The product addresses a need in the market that is not currently being served, while remaining odorless and hypoallergenic.
At the moment we have small batch production and no branding. We need a growth strategy.
I am currently training a Multinational Cosmetics Entrepreneur to expand business and develop a long-lasting brand.
Your small batch production may be your key. Are any of your products non-GMO and/or Natural Ingredients-based? Set up a table at your local farmer's markets, and at public trade events where one can rent a booth for a fee.
This 'whisper'-of-mouth campaign has brought success for some that are shedding the 'big corporation' trappings and embracing the 'small business' friendliness.
I am happy to talk with you about making tie-ups with Online Partners, what 'tastemakers' are and how you grow small to grow big.

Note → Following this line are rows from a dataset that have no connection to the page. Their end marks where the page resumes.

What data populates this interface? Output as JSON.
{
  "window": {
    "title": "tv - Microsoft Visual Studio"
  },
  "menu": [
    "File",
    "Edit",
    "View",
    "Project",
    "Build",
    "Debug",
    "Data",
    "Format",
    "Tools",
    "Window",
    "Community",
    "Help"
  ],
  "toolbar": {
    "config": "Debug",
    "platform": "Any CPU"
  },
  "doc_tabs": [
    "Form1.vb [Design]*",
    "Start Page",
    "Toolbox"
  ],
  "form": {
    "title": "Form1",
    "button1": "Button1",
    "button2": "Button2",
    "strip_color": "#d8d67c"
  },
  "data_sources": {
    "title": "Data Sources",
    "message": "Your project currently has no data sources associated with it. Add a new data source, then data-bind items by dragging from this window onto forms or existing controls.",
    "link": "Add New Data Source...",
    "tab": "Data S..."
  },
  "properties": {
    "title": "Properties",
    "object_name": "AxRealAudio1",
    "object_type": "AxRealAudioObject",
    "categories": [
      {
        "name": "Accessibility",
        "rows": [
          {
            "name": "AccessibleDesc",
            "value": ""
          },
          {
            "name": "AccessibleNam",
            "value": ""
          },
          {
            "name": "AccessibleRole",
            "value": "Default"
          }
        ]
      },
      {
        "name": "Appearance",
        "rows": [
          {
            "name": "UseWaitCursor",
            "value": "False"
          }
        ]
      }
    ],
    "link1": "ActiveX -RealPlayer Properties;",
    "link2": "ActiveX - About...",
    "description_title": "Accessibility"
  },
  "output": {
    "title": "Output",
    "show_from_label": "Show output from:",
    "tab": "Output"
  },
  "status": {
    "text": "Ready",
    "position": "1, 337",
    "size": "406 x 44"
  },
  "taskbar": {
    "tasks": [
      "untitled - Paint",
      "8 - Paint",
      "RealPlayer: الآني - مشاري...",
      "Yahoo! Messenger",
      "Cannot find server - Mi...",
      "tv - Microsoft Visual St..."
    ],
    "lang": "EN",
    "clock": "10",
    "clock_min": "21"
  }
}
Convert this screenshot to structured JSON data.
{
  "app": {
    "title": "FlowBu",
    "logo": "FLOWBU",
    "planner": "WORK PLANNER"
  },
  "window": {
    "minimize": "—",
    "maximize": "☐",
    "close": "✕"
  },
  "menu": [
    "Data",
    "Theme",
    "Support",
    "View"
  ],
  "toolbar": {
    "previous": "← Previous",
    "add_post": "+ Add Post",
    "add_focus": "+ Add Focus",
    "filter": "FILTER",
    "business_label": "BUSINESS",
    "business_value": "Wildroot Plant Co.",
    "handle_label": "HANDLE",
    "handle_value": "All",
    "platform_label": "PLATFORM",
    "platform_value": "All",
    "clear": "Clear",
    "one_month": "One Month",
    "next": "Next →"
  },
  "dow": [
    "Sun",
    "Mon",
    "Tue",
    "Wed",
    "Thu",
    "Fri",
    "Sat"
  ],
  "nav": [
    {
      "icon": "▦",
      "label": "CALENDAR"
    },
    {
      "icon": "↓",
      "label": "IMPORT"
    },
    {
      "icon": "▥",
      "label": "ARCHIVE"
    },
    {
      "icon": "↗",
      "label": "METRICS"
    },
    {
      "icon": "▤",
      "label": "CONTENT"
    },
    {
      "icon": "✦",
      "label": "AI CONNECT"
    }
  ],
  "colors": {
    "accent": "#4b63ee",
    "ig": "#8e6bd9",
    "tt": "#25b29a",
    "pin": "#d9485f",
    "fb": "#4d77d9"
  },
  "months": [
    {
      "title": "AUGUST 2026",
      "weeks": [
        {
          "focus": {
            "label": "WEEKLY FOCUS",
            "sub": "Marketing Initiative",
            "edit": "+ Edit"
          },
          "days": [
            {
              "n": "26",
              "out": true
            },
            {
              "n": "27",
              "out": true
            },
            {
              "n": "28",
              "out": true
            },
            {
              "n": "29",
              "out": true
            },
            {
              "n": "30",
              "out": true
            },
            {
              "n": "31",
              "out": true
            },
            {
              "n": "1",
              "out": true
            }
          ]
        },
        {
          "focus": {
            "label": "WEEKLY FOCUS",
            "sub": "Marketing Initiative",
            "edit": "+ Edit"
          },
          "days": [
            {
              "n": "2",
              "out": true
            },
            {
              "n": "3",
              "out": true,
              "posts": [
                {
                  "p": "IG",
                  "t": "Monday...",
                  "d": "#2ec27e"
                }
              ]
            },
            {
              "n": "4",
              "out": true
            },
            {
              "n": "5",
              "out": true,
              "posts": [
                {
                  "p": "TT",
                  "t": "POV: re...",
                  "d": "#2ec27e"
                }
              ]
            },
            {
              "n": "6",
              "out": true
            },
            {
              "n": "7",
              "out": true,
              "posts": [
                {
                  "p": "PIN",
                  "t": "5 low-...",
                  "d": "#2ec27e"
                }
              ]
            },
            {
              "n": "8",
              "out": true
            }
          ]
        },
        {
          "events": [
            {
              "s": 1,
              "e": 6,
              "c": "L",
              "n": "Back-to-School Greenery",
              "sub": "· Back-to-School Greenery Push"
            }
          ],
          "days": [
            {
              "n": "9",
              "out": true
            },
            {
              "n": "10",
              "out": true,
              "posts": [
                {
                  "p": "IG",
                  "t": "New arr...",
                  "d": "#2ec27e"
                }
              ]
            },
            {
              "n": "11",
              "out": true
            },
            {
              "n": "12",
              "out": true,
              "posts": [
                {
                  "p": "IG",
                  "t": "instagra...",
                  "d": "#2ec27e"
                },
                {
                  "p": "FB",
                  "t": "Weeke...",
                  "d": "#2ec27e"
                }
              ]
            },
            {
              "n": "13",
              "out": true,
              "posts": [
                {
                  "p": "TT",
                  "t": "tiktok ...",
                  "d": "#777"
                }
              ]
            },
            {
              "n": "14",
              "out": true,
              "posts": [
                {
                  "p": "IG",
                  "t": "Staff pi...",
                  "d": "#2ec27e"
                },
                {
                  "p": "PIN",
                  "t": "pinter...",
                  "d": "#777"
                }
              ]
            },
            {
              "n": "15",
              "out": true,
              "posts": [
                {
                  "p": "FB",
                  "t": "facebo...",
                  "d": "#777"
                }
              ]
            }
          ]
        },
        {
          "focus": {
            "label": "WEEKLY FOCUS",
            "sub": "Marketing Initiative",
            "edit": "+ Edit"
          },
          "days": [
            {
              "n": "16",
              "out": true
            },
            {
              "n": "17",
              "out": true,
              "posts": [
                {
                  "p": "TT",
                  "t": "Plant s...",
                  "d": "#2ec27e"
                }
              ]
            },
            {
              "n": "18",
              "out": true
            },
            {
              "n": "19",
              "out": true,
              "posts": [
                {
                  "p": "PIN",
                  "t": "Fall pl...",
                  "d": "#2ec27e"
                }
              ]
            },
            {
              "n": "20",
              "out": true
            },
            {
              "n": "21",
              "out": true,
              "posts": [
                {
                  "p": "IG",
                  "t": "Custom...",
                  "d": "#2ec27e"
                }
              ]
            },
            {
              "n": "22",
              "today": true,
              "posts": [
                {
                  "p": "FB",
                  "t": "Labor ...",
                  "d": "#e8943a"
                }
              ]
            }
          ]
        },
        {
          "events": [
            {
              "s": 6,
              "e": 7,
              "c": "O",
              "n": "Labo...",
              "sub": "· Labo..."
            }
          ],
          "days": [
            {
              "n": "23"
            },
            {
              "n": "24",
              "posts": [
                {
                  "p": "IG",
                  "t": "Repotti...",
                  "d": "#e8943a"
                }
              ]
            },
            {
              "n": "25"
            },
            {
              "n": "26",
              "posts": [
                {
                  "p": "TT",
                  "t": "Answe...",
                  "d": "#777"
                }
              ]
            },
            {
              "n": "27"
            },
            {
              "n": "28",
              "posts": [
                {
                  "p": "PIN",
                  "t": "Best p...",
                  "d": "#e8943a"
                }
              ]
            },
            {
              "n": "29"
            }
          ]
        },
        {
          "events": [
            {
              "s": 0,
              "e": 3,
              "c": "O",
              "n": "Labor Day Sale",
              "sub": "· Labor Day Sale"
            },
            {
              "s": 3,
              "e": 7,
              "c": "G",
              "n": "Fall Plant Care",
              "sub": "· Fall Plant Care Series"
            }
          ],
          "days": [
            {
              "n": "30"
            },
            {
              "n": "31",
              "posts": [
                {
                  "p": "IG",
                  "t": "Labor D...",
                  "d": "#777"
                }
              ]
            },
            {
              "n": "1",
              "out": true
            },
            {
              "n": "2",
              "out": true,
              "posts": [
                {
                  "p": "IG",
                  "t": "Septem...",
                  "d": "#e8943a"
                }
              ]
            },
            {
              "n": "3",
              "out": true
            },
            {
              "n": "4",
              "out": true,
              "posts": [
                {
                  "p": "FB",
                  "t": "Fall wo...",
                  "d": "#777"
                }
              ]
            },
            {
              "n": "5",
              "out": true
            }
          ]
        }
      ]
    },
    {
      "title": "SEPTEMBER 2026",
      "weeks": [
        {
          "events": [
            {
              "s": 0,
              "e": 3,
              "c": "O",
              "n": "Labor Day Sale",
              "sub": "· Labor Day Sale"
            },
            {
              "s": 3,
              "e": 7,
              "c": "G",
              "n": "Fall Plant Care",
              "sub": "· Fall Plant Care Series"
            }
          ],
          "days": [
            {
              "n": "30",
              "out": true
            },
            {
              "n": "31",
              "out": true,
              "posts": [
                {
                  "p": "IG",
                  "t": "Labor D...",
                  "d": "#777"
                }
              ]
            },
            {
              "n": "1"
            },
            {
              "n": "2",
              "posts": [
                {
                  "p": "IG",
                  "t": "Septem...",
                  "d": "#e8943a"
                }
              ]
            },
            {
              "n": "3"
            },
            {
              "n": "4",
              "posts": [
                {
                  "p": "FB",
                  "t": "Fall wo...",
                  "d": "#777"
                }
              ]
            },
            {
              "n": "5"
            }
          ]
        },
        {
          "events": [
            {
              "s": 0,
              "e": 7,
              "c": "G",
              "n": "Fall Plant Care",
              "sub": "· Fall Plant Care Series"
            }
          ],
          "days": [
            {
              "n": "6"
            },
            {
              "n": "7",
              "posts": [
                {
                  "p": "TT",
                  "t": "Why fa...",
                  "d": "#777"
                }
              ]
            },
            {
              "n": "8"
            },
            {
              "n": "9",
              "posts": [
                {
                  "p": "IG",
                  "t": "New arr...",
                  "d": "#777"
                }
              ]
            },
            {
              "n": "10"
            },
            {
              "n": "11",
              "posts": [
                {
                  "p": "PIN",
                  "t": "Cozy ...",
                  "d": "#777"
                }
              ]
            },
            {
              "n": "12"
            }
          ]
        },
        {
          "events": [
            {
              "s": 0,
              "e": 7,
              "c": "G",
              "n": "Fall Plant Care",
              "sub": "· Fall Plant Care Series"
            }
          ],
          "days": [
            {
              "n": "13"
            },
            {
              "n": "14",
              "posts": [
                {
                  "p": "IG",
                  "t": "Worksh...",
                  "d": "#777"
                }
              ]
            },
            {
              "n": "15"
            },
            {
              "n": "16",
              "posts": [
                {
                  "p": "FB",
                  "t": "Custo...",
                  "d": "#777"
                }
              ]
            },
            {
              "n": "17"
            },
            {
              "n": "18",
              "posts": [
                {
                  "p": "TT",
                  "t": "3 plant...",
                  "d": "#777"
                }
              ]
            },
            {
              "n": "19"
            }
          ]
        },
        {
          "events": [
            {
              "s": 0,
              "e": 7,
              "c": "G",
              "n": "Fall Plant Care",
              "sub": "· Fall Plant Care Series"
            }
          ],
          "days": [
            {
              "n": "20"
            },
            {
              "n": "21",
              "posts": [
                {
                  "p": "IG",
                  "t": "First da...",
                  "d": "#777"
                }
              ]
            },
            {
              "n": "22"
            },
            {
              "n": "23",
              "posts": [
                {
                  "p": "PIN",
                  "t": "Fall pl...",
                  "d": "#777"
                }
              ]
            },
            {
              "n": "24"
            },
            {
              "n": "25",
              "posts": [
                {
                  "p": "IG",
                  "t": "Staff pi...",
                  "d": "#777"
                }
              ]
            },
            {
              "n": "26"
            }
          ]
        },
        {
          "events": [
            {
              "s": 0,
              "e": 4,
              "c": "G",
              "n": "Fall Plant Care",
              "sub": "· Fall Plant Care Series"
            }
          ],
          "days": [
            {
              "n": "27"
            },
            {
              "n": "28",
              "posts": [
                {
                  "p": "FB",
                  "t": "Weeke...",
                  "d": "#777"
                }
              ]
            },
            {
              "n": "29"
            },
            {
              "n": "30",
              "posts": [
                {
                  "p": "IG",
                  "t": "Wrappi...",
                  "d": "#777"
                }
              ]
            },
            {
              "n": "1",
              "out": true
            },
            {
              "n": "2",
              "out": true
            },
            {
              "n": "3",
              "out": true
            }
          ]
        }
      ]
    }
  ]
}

In the final analysis you will need to prove that they can get a strong GMROII or Gross Margin Return on Investment Inventory. In simple turns the product should generate a level of margin and a rate of stock turn (earn x turn ratio) which means that for every $1 invested in your product the distributor gets the best rate of return. These days computerised stock management systems do this and they also handle the re-ordering. Sell the financials along with the Fs and Bs and meet the FD every time.
I am the founder of a cosmetic company that bootstrapped from nothing to a 7 figure business.
It sounds like you are really at the beginning stages of business and there are a lot of opportunities for you. You've got a lot of work ahead of you and you need to build some infrastructure.
Your brand is going to be one of the most important things to establish and you won't be able to sell to distributors, salons, or consumers without a clear message of what your company is about.
When it comes to distribution of your product, you can either work with a distributor, sell directly to resellers, or sell directly to consumers. They all have their advantages and disadvantages. You'll have the most margin with direct to consumers - but you need skills on ecommerce.
When you sell through a distributor you lose tons of control, but you can expand your reach quicker. You also have the slimmest margins; but you don't need to invest as much into sales.
Selling direct to salons is a time consuming process; but you have more control of how your product is displayed, and the perception the consumer has of your products. So much of cosmetics is where your product is currently sold. If it's sold in mass market retail, no salon will want to carry it.
But the direct answer of your question is you simply need to sell your product to anyone who's willing to buy it. Pick up the phone, hustle, and win over those customers.
Let's talk! I'm in the process of vetting out sales reps and a lot of them seem to have many connections with salons. You might consider going this route or attending a trade show. Lots of tips to get representation at a show which will save funds and give you a better chance of getting sales.